“Why did the city hold up? It held up because the protection we are having at the edge of the Eko Atlantic city will be eight to nine metres above the sea level. The worst surge that we have had so far at the Bar Beach was 1.5 metres high coming from the ocean, and when that happened, the protection was already in place and it held up. If we had not put the breaker in place, Victoria Island would be no more today because when we had the 1.5 metre surge coming to hit the island, the lowest point on Victoria Island is by the Falomo Bridge just before you get into Ikoyi, and at that point, the ground level point there is two metres below sea level. You can imagine us having a surge of 1.5 metres and the lowest point is two metres below sea level, if that protection was not there as at the time, the entire area would have gone. That protection is three metres above the ground level; that was what saved VI then.
“You can now imagine that at the completion of this new city, we will have a protection area of eight to nine metres above sea level, this is the guarantee that nothing is going to happen to Eko Atlantic city, the Bar Beach and Victoria Island once the city is completed,” explained Oniru.
On the recent overflow of the Bar Beach despite the protection, Oniru explains, “By end of May to the beginning of June every year, we usually have a tide that comes in that makes the water level rise by about half a metre and storm waves will come. That was what was witnessed at the end of May, but the protection that we put in place actually performed its work. What you saw then was just spill over, which cannot be controlled. Our protection there was three metres above sea level, and when we put the eight- to nine-metre high protection in place, nothing like that will happen there again.”

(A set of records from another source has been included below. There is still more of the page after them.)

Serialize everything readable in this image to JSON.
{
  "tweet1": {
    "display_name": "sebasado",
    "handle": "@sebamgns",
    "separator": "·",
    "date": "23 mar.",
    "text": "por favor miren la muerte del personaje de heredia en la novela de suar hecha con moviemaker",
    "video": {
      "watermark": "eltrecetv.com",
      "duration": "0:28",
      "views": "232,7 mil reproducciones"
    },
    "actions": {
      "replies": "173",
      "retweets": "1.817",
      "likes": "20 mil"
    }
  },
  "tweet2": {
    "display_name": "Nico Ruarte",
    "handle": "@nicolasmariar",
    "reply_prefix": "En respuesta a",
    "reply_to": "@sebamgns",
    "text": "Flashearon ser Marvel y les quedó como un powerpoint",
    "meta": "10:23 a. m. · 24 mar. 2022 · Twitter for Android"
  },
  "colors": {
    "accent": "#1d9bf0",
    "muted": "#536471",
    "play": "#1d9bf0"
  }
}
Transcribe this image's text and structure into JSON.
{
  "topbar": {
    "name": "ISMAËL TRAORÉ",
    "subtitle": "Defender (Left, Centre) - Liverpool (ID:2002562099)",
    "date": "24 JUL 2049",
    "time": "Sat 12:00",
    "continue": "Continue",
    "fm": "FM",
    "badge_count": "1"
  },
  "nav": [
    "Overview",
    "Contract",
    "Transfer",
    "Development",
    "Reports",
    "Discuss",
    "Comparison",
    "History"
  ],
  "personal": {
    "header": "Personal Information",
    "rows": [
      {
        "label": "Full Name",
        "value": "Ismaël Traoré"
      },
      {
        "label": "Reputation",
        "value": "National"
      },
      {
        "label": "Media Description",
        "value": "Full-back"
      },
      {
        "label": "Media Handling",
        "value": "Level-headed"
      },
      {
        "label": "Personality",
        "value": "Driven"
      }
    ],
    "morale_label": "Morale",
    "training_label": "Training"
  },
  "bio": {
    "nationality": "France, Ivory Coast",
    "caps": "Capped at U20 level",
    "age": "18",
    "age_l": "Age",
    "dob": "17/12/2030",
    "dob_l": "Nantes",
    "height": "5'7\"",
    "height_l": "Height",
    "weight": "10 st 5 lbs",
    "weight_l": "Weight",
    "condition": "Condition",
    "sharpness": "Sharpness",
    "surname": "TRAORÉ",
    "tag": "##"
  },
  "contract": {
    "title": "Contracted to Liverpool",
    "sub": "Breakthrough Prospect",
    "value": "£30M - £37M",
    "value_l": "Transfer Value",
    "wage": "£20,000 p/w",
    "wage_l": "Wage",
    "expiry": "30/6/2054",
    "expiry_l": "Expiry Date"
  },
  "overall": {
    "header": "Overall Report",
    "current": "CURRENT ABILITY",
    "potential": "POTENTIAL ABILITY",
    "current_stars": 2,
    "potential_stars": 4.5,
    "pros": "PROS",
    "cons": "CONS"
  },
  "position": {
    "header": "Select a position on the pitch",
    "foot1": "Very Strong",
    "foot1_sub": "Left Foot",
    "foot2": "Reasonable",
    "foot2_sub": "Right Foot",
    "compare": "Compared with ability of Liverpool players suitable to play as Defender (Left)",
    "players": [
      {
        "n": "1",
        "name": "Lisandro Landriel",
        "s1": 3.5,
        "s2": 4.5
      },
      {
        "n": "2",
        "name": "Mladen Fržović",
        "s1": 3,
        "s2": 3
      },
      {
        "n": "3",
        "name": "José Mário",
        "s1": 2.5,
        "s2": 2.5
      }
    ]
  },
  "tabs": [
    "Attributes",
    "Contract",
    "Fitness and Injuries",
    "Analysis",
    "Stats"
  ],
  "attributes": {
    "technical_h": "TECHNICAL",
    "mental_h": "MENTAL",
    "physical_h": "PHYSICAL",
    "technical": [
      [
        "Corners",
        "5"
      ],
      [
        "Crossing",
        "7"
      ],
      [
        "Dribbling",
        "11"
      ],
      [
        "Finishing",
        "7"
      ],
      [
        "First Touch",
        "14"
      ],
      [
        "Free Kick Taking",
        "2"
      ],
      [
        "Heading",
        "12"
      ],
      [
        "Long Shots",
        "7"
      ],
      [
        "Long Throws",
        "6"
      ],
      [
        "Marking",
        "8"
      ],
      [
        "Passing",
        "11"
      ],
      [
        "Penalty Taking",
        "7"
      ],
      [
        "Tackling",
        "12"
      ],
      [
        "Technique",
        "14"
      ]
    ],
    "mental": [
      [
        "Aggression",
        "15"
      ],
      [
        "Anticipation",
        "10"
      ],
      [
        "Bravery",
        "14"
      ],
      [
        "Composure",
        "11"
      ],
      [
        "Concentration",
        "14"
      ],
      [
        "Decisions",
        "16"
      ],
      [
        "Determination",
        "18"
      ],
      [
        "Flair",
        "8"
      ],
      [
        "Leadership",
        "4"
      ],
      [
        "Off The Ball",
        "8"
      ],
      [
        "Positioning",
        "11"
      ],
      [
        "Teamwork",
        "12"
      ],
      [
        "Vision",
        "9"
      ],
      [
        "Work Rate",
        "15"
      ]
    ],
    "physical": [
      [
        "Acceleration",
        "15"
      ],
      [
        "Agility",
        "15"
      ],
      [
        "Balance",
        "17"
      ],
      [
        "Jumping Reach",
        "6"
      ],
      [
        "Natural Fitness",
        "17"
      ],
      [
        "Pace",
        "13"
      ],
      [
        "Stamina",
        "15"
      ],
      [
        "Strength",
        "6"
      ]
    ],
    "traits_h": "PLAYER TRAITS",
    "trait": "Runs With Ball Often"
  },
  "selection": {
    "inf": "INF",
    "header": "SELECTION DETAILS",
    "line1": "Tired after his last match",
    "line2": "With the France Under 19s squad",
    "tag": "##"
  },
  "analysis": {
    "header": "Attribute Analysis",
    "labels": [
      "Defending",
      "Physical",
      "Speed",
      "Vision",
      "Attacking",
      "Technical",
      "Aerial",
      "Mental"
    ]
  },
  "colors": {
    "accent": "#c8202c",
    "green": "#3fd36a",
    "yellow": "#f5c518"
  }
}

He says that a Dutch company is proposing to study the entire coastline, spanning from Badagry to Epe, of approximately 186 kilometres of coastline. The company is to study the coastline, look at what the situation was in the past and make recommendations on future actions to be taken to protect the entire Lagos area.
By Akinpelu Dada, Punch Newspaper